This week, the medical journal The Lancet published results of a trial that tested the vaccine on nearly 12,000 people in a coastal region of Guinea. 

Reseachers say it was 100 percent effective in preventing transmission of the Ebola virus.

To understand what this might mean, Libby Denkmann spoke to Dr. William Schaffner, professor of preventive medicine & infectious diseases at Vanderbilt University Medical Center. 

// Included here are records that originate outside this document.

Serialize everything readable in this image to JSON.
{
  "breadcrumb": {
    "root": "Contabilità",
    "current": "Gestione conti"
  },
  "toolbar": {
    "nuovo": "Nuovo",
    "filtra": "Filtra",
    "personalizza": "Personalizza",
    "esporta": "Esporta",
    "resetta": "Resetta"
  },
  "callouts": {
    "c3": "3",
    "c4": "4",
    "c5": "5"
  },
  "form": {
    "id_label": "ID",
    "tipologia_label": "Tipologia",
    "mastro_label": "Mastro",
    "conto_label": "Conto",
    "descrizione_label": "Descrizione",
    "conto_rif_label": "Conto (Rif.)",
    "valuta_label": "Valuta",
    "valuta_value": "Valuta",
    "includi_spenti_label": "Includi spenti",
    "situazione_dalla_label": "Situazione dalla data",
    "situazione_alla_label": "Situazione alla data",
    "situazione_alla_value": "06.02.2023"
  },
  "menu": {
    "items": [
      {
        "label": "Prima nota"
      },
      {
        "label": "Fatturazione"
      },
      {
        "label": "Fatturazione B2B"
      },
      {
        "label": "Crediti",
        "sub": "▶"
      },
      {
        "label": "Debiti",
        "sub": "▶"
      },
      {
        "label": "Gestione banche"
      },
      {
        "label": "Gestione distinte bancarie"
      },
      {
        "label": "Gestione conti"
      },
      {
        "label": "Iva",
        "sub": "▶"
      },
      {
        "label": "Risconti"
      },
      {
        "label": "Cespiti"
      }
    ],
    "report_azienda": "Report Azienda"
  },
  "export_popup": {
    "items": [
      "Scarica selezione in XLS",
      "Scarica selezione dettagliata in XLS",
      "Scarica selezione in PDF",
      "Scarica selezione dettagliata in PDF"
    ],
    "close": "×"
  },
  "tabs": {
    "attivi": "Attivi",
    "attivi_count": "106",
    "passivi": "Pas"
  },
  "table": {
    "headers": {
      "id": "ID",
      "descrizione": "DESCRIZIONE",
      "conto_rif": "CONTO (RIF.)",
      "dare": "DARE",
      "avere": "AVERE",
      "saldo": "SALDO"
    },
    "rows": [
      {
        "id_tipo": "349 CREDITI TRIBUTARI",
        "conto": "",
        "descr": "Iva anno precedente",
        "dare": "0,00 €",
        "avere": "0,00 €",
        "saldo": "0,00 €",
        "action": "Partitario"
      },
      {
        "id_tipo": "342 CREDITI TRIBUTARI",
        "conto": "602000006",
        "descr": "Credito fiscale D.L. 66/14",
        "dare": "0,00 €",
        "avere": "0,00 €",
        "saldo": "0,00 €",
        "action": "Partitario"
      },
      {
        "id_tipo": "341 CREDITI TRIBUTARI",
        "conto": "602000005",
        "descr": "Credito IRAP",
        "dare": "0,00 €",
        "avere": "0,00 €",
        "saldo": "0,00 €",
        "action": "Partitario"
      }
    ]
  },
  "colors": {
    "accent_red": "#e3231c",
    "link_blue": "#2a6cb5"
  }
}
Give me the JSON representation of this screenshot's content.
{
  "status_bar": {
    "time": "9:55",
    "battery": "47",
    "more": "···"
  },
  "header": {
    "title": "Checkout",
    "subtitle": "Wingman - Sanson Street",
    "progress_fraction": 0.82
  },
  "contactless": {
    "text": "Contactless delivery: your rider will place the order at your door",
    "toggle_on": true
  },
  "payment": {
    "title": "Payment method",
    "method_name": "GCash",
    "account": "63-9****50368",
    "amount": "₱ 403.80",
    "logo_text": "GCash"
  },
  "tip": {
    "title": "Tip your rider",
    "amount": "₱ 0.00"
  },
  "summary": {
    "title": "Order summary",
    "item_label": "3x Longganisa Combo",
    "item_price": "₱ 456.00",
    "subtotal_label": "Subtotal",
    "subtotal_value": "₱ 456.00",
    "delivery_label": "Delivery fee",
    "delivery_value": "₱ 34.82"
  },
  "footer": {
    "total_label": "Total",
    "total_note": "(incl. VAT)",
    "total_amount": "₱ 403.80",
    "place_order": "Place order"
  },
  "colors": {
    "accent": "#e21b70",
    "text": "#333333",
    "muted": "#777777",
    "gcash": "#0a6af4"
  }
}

To listen to the full interview, click on the blue media player above.